To the temple far away
Passed in majestic order,—
When the hour was nigh at hand,
She who should have led the band
Found no oxen at command,
Searching through all her border
Then her two sons brave and strong
Gut their limbs with band and thong,
And before the wondering throng
Drew their exulting mother.
Swift and steady, on they came;
At the temple loud acclaim
Greeted that illustrious dame,
Blest above every other.
Then, while triumph filled her breast,
Loud she prayed above the rest,
Give my sons whatever best
Man may receive from heavers.
To the shrine the brothers stept,
Low they bowed, they sunk, they slept,
Stillness o’er their brave limbs crept:—
Rest was the guerdon given.
Such the simple story told,
By a sage renowned of old,
To a king whose fabled gold
Could not procure him learning.
Heathen was the sage indeed,
Yet his tale we gladly read,
Thro’ his dark and doubtful creed
Glimpses of Truth discerning.
Now no more the altar's blaze
Glares athwart our worldly haze,
Warning men how evil ways
Lead to just tribulation.
Now no more the temple stands,
Pointing out to godless lands
That which is not made with hands,
Even the whole Creation.
Ask no more, then, "what is best,
How shall those you love be blest,"

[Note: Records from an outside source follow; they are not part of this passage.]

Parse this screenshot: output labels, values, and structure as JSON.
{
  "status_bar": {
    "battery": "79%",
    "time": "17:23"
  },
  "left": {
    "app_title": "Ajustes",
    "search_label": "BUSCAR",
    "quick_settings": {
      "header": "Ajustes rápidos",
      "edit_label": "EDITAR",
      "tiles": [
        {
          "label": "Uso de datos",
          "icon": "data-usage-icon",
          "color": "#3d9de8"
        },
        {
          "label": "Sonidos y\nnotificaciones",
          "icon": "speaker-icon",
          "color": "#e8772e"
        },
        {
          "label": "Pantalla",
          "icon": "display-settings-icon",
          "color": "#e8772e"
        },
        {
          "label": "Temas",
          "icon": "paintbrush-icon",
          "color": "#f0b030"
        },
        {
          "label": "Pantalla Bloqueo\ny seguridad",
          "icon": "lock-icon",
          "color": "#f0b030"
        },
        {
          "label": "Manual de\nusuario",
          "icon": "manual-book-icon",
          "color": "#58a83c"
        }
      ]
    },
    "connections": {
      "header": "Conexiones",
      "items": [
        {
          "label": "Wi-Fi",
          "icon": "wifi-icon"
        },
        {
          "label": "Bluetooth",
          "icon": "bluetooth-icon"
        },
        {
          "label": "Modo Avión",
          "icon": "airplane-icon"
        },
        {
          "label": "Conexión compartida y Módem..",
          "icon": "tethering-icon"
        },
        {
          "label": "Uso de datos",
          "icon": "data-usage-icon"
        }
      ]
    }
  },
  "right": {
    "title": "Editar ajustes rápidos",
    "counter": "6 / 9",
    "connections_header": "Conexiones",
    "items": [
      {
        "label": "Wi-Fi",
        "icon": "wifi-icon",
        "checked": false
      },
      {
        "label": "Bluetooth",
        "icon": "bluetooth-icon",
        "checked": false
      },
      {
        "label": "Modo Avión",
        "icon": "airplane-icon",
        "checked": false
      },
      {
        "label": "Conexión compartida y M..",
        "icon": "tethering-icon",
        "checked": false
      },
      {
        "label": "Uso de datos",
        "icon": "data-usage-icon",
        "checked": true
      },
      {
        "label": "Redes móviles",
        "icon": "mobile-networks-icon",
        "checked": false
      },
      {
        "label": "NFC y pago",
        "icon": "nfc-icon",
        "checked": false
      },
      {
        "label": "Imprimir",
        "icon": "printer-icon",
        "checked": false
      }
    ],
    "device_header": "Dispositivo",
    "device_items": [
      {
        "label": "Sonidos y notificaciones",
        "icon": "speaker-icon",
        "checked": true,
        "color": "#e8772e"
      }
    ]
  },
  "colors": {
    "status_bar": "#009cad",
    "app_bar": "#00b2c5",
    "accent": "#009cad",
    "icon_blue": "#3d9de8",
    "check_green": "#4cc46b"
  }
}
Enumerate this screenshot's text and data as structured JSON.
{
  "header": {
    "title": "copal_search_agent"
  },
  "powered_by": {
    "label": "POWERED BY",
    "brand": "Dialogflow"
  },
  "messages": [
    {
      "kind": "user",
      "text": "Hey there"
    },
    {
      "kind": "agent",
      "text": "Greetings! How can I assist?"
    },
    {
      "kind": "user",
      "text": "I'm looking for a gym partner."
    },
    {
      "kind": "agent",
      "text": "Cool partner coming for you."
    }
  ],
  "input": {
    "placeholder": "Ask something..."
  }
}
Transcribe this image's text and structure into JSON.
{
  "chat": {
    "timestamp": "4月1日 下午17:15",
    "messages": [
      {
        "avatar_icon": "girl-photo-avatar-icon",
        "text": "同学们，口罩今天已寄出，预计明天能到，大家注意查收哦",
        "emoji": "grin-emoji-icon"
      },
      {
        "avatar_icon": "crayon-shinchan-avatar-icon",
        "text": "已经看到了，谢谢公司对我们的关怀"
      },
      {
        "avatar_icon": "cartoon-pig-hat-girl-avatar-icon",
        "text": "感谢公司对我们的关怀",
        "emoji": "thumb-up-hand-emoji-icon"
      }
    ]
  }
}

Ask at once, eternal Rest,
Peace and assurance giving.
Rest of Life and not of death,
Rest in Love and Hope and Faith,
Till the God who gives their breath
Calls them to rest from living.
Comments about On St. David's Day by James Clerk Maxwell
Read this poem in other languages
This poem has not been translated into any other language yet.
Still I Rise
The Road Not Taken
If You Forget Me
Edgar Allan Poe
Stopping By Woods On A Snowy Evening
A Dream Within A Dream
Edgar Allan Poe